§ Exercise goal:
What's needed is an exact copy of all the data below, without pictures.

───── Input material ─────

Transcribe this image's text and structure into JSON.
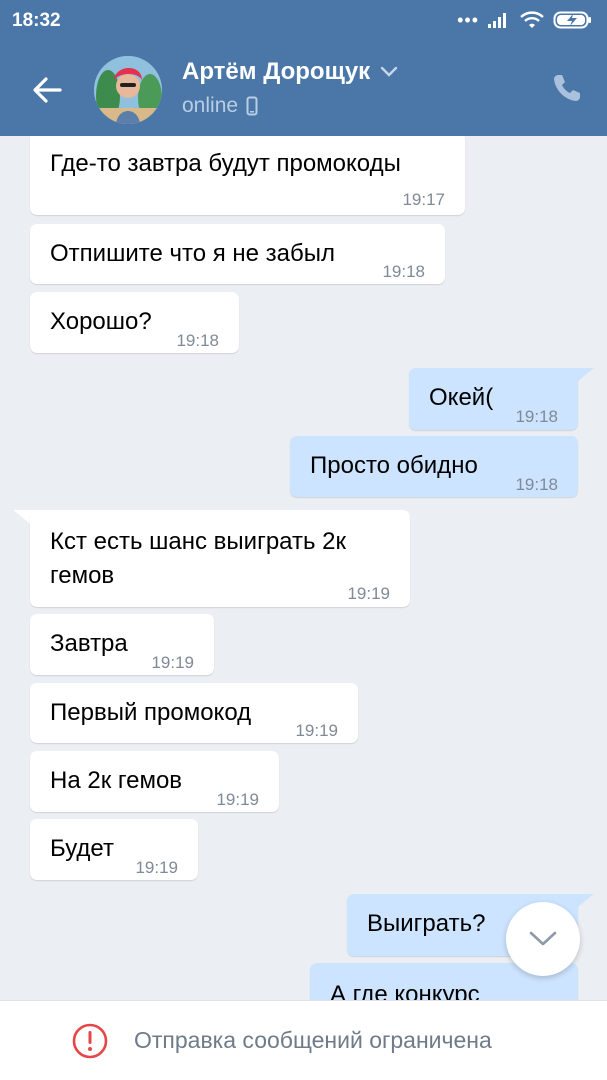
{
  "status_bar": {
    "time": "18:32",
    "dots": "•••"
  },
  "header": {
    "name": "Артём Дорощук",
    "status": "online",
    "colors": {
      "bar": "#4a76a8",
      "status_text": "#b9cde3"
    }
  },
  "messages": [
    {
      "side": "in",
      "text": "Где-то завтра будут промокоды",
      "time": "19:17"
    },
    {
      "side": "in",
      "text": "Отпишите что я не забыл",
      "time": "19:18"
    },
    {
      "side": "in",
      "text": "Хорошо?",
      "time": "19:18"
    },
    {
      "side": "out",
      "text": "Окей(",
      "time": "19:18"
    },
    {
      "side": "out",
      "text": "Просто обидно",
      "time": "19:18"
    },
    {
      "side": "in",
      "text_line1": "Кст есть шанс выиграть 2к",
      "text_line2": "гемов",
      "time": "19:19"
    },
    {
      "side": "in",
      "text": "Завтра",
      "time": "19:19"
    },
    {
      "side": "in",
      "text": "Первый промокод",
      "time": "19:19"
    },
    {
      "side": "in",
      "text": "На 2к гемов",
      "time": "19:19"
    },
    {
      "side": "in",
      "text": "Будет",
      "time": "19:19"
    },
    {
      "side": "out",
      "text": "Выиграть?",
      "time": ""
    },
    {
      "side": "out",
      "text": "А где конкурс",
      "time": ""
    }
  ],
  "bottom_bar": {
    "notice": "Отправка сообщений ограничена",
    "warn_color": "#e64646"
  }
}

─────

§ Result of this task:
Transcribe this image's text and structure into JSON.
{
  "status_bar": {
    "time": "18:32",
    "dots": "•••"
  },
  "header": {
    "name": "Артём Дорощук",
    "status": "online",
    "colors": {
      "bar": "#4a76a8",
      "status_text": "#b9cde3"
    }
  },
  "messages": [
    {
      "side": "in",
      "text": "Где-то завтра будут промокоды",
      "time": "19:17"
    },
    {
      "side": "in",
      "text": "Отпишите что я не забыл",
      "time": "19:18"
    },
    {
      "side": "in",
      "text": "Хорошо?",
      "time": "19:18"
    },
    {
      "side": "out",
      "text": "Окей(",
      "time": "19:18"
    },
    {
      "side": "out",
      "text": "Просто обидно",
      "time": "19:18"
    },
    {
      "side": "in",
      "text_line1": "Кст есть шанс выиграть 2к",
      "text_line2": "гемов",
      "time": "19:19"
    },
    {
      "side": "in",
      "text": "Завтра",
      "time": "19:19"
    },
    {
      "side": "in",
      "text": "Первый промокод",
      "time": "19:19"
    },
    {
      "side": "in",
      "text": "На 2к гемов",
      "time": "19:19"
    },
    {
      "side": "in",
      "text": "Будет",
      "time": "19:19"
    },
    {
      "side": "out",
      "text": "Выиграть?",
      "time": ""
    },
    {
      "side": "out",
      "text": "А где конкурс",
      "time": ""
    }
  ],
  "bottom_bar": {
    "notice": "Отправка сообщений ограничена",
    "warn_color": "#e64646"
  }
}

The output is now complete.